KIEV, Ukraine The United States is committed to Ukraine's security and freedom, U.S. Vice President Dick Cheney pledged Friday, suggesting that Russia was posing a "threat of tyranny, economic blackmail and military invasion" to its neighbor.
During a closely watched trip to the ex-Soviet republic, Cheney also repeated that Ukraine would eventually join NATO, despite fierce resistance from Moscow.
The strong words from Cheney the Bush administration's most visible hawk signaled that the United States was intent on cultivating closer ties with Ukraine and its neighbors even after Russia showed it was willing to use military force against countries along its border.
"The United States has a deep and abiding interest in your well-being and security," Cheney said following talks with President Viktor Yushchenko. "We believe in the right of men and women to live without threat of tyranny, economic blackmail and military invasion or intimidation."
The show of support was important for Yushchenko's Western-leaning government, which has become increasingly nervous about its relations with Moscow. Yushchenko has pushed strongly for closer ties with the European Union and NATO, upsetting both the Kremlin and Ukraine's large Russian-speaking minority.
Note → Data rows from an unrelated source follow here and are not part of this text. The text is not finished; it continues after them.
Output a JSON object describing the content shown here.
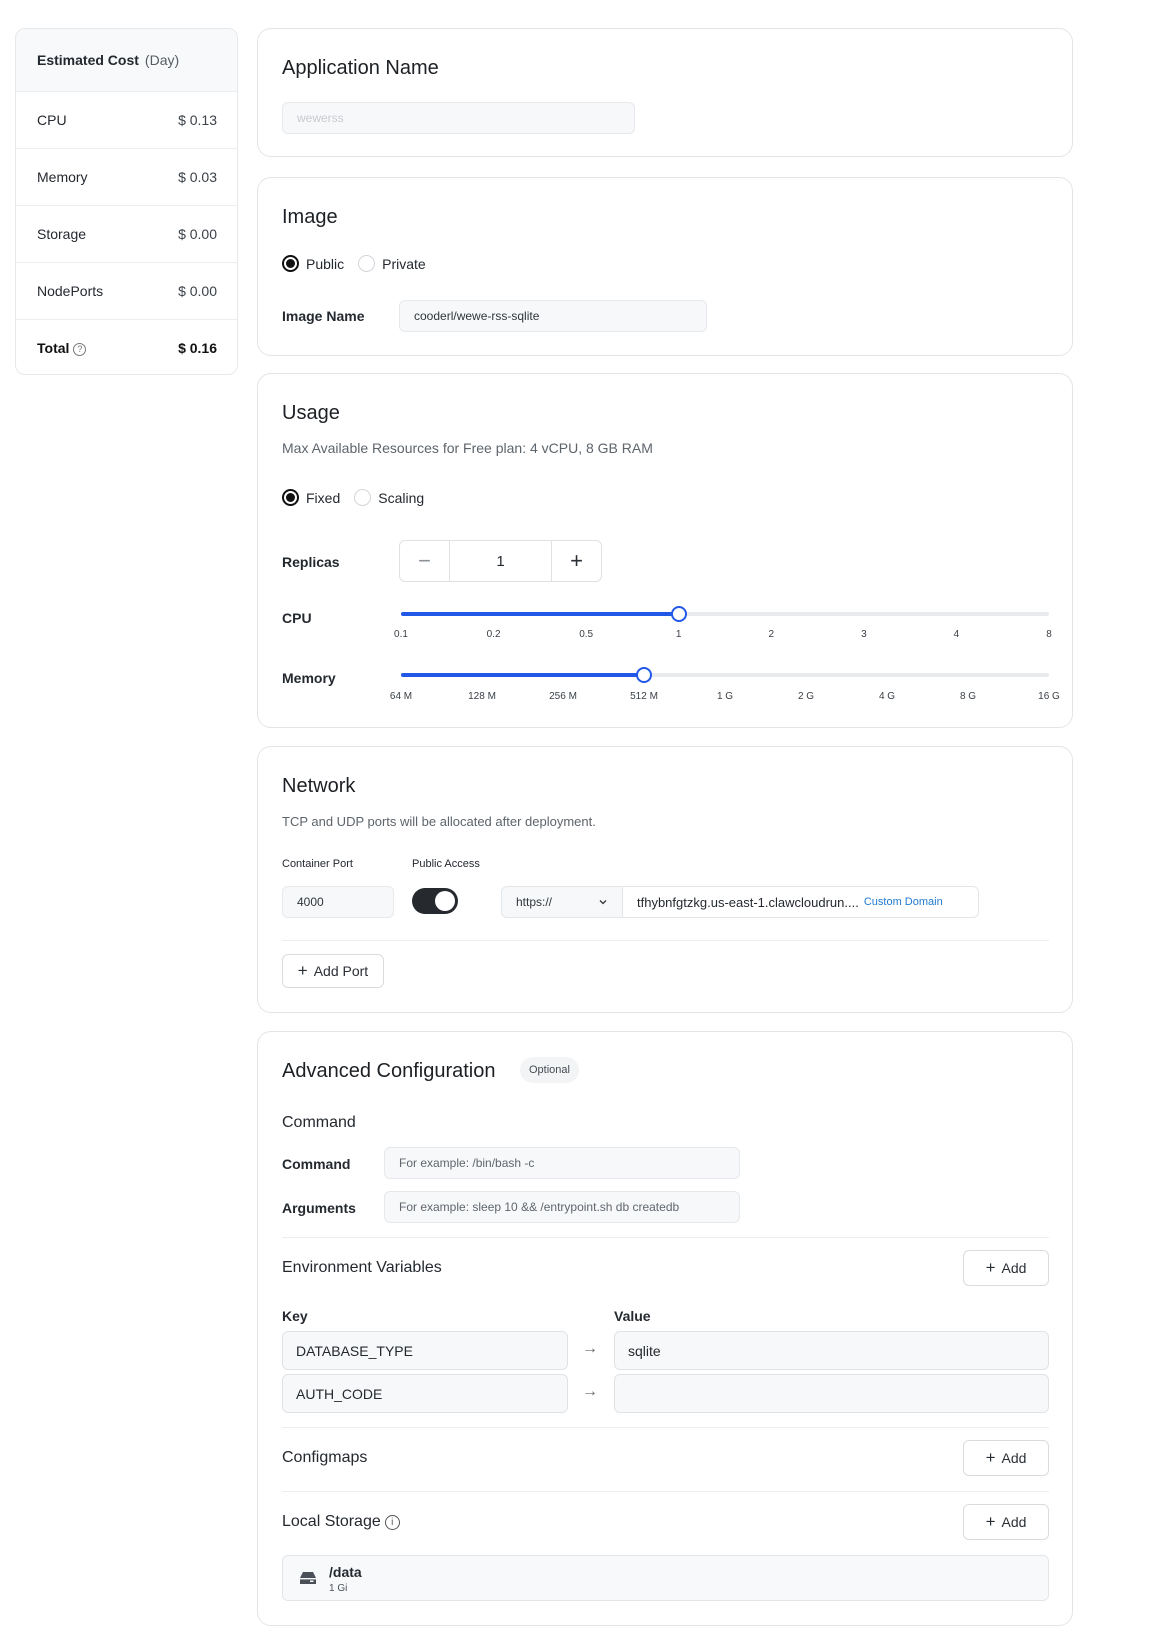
{
  "cost": {
    "title": "Estimated Cost",
    "period": "(Day)",
    "rows": [
      {
        "label": "CPU",
        "value": "$ 0.13"
      },
      {
        "label": "Memory",
        "value": "$ 0.03"
      },
      {
        "label": "Storage",
        "value": "$ 0.00"
      },
      {
        "label": "NodePorts",
        "value": "$ 0.00"
      }
    ],
    "total_label": "Total",
    "total_value": "$ 0.16",
    "help_glyph": "?"
  },
  "app": {
    "title": "Application Name",
    "name_value": "wewerss"
  },
  "image": {
    "title": "Image",
    "radio_public": "Public",
    "radio_private": "Private",
    "selected": "Public",
    "name_label": "Image Name",
    "name_value": "cooderl/wewe-rss-sqlite"
  },
  "usage": {
    "title": "Usage",
    "description": "Max Available Resources for Free plan: 4 vCPU, 8 GB RAM",
    "radio_fixed": "Fixed",
    "radio_scaling": "Scaling",
    "selected": "Fixed",
    "replicas_label": "Replicas",
    "replicas_value": "1",
    "minus_glyph": "−",
    "plus_glyph": "+",
    "cpu_label": "CPU",
    "cpu_ticks": [
      "0.1",
      "0.2",
      "0.5",
      "1",
      "2",
      "3",
      "4",
      "8"
    ],
    "cpu_selected": "1",
    "memory_label": "Memory",
    "memory_ticks": [
      "64 M",
      "128 M",
      "256 M",
      "512 M",
      "1 G",
      "2 G",
      "4 G",
      "8 G",
      "16 G"
    ],
    "memory_selected": "512 M",
    "accent_color": "#2158e8"
  },
  "network": {
    "title": "Network",
    "description": "TCP and UDP ports will be allocated after deployment.",
    "container_port_label": "Container Port",
    "public_access_label": "Public Access",
    "port_value": "4000",
    "public_access_enabled": true,
    "protocol": "https://",
    "domain": "tfhybnfgtzkg.us-east-1.clawcloudrun....",
    "custom_domain": "Custom Domain",
    "add_port": "Add Port"
  },
  "advanced": {
    "title": "Advanced Configuration",
    "badge": "Optional",
    "command_section": "Command",
    "command_label": "Command",
    "command_placeholder": "For example:  /bin/bash -c",
    "args_label": "Arguments",
    "args_placeholder": "For example:  sleep 10 && /entrypoint.sh db createdb",
    "env_title": "Environment Variables",
    "add_label": "Add",
    "key_header": "Key",
    "value_header": "Value",
    "env": [
      {
        "key": "DATABASE_TYPE",
        "value": "sqlite"
      },
      {
        "key": "AUTH_CODE",
        "value": ""
      }
    ],
    "configmaps_title": "Configmaps",
    "storage_title": "Local Storage",
    "info_glyph": "i",
    "storage": {
      "path": "/data",
      "size": "1 Gi"
    }
  }
}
There are concerns the Kremlin might seek to squeeze Ukraine as it tries to reclaim dominance in former Soviet republics. Ukraine, a strategically located country of 46 million, has pipelines that carry Russian gas to European consumers and a Black Sea port that hosts a key Russian naval base.
The president also lamented that Russia had used its ships at the Ukrainian port of Sevastopol in the fighting with Georgia a Ukrainian ally. He said only NATO could guarantee Ukraine's independence.
The Georgian war, he said, showed that that "the single, only model for a reliable defense of the territorial integrity of ... Ukraine is joining the all-European, pan-European, North Atlantic system of collective security."
Cheney also met separately with Prime Minister Yulia Tymoshenko, whose aides said they discussed security and energy issues.
Cheney's trip comes at a difficult time in Ukrainian politics: Yushchenko and Tymoshenko are fighting bitterly, setting the government on the verge of collapse. The two are also fierce rivals before the 2010 presidential election.
Prior to Ukraine, Cheney visited oil-rich Azerbaijan and then Georgia, where Russia has recognized the independence of two breakaway Georgian regions: South Ossetia and Abkhazia. Washington also offered Georgia a $1 billion aid package to help it recover from the short but damaging war with Russia over the separatist regions.
Angry Russian officials have repeatedly said U.S. military aid was instrumental in emboldening Georgia to try to retake South Ossetia by force on Aug. 7. The attack sparked five days of fighting and resulted in Russian forces driving into South Ossetia and on into Georgia.
Konstantin Kosachyov, head of the foreign affairs committee in Russia's lower house of parliament, accused Cheney of trying to forge an "anti-Russian axis."
"It's Cheney who was behind all recent events on the former Soviet turf," Kosachyov said Thursday.